**Task instructions**
Which of the lines in the data below contain the string "text"? Copy each of them.

**Records for the task**
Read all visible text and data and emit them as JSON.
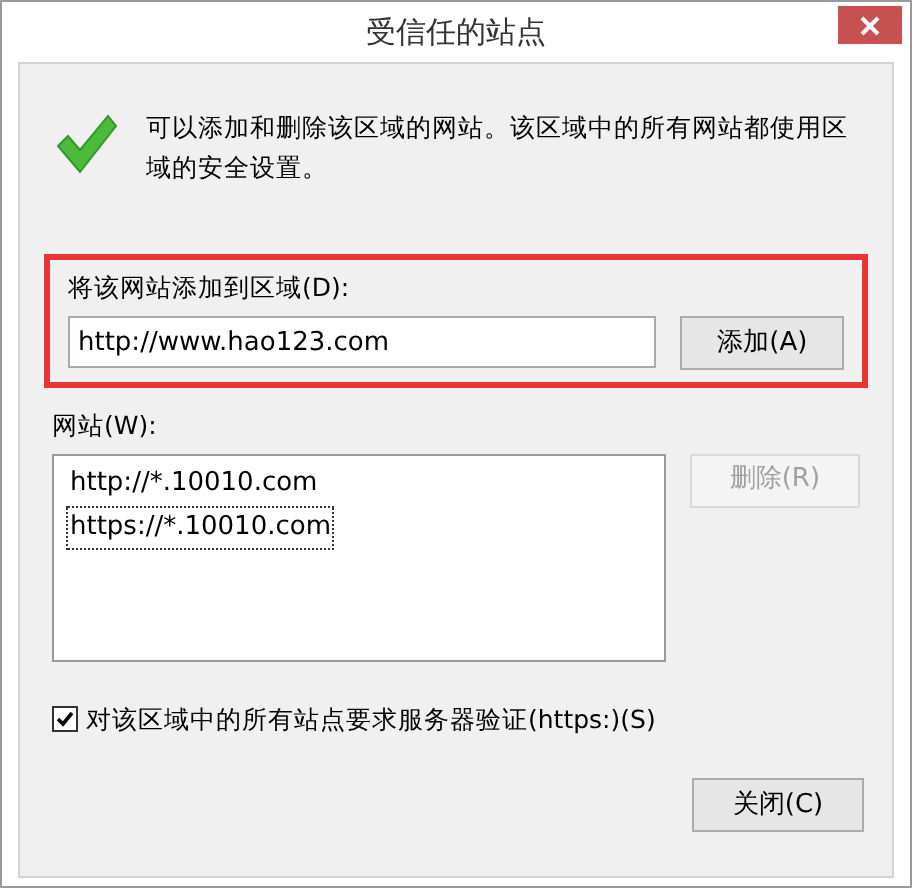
{
  "window": {
    "title": "受信任的站点"
  },
  "message": "可以添加和删除该区域的网站。该区域中的所有网站都使用区域的安全设置。",
  "add_section": {
    "label": "将该网站添加到区域(D):",
    "value": "http://www.hao123.com",
    "button": {
      "label": "添加(A)",
      "disabled": false
    }
  },
  "sites": {
    "label": "网站(W):",
    "items": [
      {
        "text": "http://*.10010.com",
        "focused": false
      },
      {
        "text": "https://*.10010.com",
        "focused": true
      }
    ],
    "remove_button": {
      "label": "删除(R)",
      "disabled": true
    }
  },
  "https_check": {
    "label": "对该区域中的所有站点要求服务器验证(https:)(S)",
    "checked": true
  },
  "close_button": {
    "label": "关闭(C)",
    "disabled": false
  }
}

**Solution**
Read all visible text and data and emit them as JSON.
        "text": "http://*.10010.com",
        "text": "https://*.10010.com",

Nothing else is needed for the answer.